More than a thousand students from North Portland to Lake Oswego descended on Portland City Hall Friday as part of the National School Walkout against gun violence.
They carried signs that said “Guns Are Not School Supplies,” and “Enough.”
The protest marked the 19th anniversary of the Columbine High School shooting in Colorado. That was before most of these students were born. But students like Asher, at Portland’s Lincoln High School, remember more recent shootings, like Sandy Hook Elementary in 2012.
“My mom did not tell me, because it was my 12th birthday – December 14, 2012 – and the Sandy Hook shooting happened on my 12th birthday,” Asher told the crowd.
“She didn’t want me to make me feel sad on my birthday, so she didn’t tell me that day.”
But Asher and thousands of students across the country have been turning their grief into anger since 17 students were fatally shot at Marjory Stoneman Douglas High School in Parkland, Florida, in February.
Students have been pushing relentlessly for gun control measures, with national protests starting with school walkouts on March 14, the one-month anniversary of the Parkland shooting.
At Friday’s rally in Portland, students applauded one another for braving possible discipline at school to make those buildings safer for school violence.
Catlin Gabel student Helena Khoury pressed those who were old enough to vote to punish politicians who sided with the gun lobby.
“So to all the politicians who take money from the NRA – and I am talking to you, Marco Rubio and Oregon’s own Greg Walden – the blood is on your hands,” Khoury said, as the gathered students continued her message by chanting “The blood is on your hands.”
Students also addressed allegations from gun rights advocates, that young people are being guided or coached by liberal activists.
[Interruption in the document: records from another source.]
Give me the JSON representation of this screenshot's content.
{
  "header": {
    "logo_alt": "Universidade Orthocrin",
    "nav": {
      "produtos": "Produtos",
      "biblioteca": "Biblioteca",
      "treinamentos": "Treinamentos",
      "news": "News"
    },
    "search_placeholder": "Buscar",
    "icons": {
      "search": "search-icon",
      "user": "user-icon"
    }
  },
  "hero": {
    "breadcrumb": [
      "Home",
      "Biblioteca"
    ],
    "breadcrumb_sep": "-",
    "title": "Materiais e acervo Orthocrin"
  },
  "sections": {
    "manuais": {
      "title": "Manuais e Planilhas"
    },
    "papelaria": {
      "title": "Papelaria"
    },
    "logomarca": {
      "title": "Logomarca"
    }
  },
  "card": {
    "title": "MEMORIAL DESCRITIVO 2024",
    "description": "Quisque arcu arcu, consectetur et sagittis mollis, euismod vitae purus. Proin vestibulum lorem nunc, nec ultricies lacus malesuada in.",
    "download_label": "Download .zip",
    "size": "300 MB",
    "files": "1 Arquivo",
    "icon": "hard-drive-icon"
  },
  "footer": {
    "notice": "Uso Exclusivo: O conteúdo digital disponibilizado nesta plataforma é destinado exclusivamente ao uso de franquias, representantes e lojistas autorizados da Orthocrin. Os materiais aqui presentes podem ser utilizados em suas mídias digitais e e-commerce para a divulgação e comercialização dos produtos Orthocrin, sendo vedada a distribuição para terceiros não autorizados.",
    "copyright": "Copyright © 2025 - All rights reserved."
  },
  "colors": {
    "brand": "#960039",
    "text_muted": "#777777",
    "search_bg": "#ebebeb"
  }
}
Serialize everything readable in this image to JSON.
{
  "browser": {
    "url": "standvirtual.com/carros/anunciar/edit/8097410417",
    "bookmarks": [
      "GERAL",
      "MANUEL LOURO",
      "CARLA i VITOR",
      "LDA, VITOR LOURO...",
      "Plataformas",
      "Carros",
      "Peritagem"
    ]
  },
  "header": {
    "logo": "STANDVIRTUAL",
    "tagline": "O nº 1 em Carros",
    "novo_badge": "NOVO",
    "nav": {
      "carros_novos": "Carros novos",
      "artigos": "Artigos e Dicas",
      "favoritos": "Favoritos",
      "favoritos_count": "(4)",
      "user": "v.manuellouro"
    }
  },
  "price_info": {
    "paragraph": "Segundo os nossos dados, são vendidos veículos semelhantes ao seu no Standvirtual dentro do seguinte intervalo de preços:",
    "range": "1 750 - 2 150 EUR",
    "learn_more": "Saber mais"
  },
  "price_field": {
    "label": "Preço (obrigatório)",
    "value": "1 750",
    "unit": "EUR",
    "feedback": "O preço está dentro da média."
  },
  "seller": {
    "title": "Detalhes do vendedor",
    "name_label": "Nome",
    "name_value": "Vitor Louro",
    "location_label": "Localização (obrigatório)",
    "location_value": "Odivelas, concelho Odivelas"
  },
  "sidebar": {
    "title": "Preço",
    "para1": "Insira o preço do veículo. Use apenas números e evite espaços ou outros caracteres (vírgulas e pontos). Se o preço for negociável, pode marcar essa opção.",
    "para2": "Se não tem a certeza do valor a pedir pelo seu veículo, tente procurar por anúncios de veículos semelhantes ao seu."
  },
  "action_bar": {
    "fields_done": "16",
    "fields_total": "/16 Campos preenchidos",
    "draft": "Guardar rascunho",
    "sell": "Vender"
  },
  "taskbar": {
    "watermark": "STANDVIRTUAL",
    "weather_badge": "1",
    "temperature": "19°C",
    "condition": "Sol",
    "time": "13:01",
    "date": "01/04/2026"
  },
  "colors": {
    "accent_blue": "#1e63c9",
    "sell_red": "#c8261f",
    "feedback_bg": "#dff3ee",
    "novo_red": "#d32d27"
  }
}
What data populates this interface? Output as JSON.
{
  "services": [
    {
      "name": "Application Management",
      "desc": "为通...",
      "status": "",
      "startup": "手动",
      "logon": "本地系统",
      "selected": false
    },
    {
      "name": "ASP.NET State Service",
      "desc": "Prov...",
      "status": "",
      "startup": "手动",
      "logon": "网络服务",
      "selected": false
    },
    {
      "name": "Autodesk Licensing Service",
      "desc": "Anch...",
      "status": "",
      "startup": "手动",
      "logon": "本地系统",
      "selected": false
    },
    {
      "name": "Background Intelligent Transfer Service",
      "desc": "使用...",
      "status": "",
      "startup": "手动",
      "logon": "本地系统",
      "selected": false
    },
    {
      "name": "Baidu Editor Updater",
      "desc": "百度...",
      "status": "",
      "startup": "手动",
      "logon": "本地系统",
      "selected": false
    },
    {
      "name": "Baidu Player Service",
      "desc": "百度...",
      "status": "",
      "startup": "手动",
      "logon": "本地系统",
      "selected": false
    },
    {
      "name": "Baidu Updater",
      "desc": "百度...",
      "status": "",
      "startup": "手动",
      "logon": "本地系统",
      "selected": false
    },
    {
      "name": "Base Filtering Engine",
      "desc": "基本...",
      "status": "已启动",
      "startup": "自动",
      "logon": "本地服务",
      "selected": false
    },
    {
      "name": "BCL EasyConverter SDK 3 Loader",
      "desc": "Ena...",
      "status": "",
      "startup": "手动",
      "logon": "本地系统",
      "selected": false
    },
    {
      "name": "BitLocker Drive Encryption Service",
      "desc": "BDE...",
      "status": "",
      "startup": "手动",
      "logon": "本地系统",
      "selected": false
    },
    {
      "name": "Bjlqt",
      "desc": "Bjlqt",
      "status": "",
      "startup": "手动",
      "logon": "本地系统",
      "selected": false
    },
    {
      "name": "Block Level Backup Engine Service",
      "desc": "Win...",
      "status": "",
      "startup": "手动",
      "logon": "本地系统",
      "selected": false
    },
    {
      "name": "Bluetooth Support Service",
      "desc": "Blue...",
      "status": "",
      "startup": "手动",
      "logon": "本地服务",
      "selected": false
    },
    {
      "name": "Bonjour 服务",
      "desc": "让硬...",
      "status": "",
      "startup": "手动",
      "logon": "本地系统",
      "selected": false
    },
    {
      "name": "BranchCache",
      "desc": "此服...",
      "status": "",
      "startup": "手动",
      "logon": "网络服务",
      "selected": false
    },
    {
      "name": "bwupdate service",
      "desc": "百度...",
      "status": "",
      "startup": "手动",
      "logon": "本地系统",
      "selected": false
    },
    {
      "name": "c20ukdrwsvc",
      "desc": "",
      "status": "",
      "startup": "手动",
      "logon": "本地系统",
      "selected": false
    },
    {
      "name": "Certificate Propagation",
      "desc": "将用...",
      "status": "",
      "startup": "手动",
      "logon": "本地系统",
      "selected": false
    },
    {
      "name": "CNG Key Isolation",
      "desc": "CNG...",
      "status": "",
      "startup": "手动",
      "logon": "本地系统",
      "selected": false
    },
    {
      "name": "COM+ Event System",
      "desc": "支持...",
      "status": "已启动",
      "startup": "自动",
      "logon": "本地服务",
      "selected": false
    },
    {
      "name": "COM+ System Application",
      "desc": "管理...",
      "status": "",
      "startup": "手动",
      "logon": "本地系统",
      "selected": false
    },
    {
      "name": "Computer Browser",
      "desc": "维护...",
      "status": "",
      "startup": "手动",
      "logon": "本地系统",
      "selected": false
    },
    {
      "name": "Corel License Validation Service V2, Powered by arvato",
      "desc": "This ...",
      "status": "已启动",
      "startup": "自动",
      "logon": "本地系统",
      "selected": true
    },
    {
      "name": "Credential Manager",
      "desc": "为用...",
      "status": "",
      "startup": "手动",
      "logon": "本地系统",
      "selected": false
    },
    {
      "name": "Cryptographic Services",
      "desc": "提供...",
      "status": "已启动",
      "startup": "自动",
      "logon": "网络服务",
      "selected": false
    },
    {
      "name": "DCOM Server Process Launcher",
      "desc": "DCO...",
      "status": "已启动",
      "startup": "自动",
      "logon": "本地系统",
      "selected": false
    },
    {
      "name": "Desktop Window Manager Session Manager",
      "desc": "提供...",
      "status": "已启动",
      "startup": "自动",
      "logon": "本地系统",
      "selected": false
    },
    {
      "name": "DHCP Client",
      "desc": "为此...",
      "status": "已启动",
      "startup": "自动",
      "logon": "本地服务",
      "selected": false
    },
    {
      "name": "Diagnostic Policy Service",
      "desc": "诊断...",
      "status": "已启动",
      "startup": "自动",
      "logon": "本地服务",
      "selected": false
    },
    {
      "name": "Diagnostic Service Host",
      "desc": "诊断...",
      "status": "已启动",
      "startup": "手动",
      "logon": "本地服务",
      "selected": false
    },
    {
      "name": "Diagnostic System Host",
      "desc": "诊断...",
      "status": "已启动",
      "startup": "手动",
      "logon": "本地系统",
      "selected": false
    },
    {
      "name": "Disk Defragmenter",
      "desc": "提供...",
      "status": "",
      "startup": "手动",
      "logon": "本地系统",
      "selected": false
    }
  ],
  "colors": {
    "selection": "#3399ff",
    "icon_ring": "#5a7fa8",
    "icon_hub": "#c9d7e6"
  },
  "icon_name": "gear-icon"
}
A Lincoln freshman named Elliana asked the rally if they needed adults to tell them what to believe.
“Let me ask you the students. Are we brainwashed? Are we crisis actors?” Elliana shouted through a megaphone.
Students shouted back, “No.”
Then she asked, “But can we start revolutions?”
And the students responded with a raucous “Yes!”
The only non-teenager to speak was Portland Mayor Ted Wheeler, who applauded the students’ efforts.
“This isn’t about adults giving you advice, this is about you telling adults what you want and expect. But don’t let this be a moment, let this be the beginning of an era,” Wheeler told students.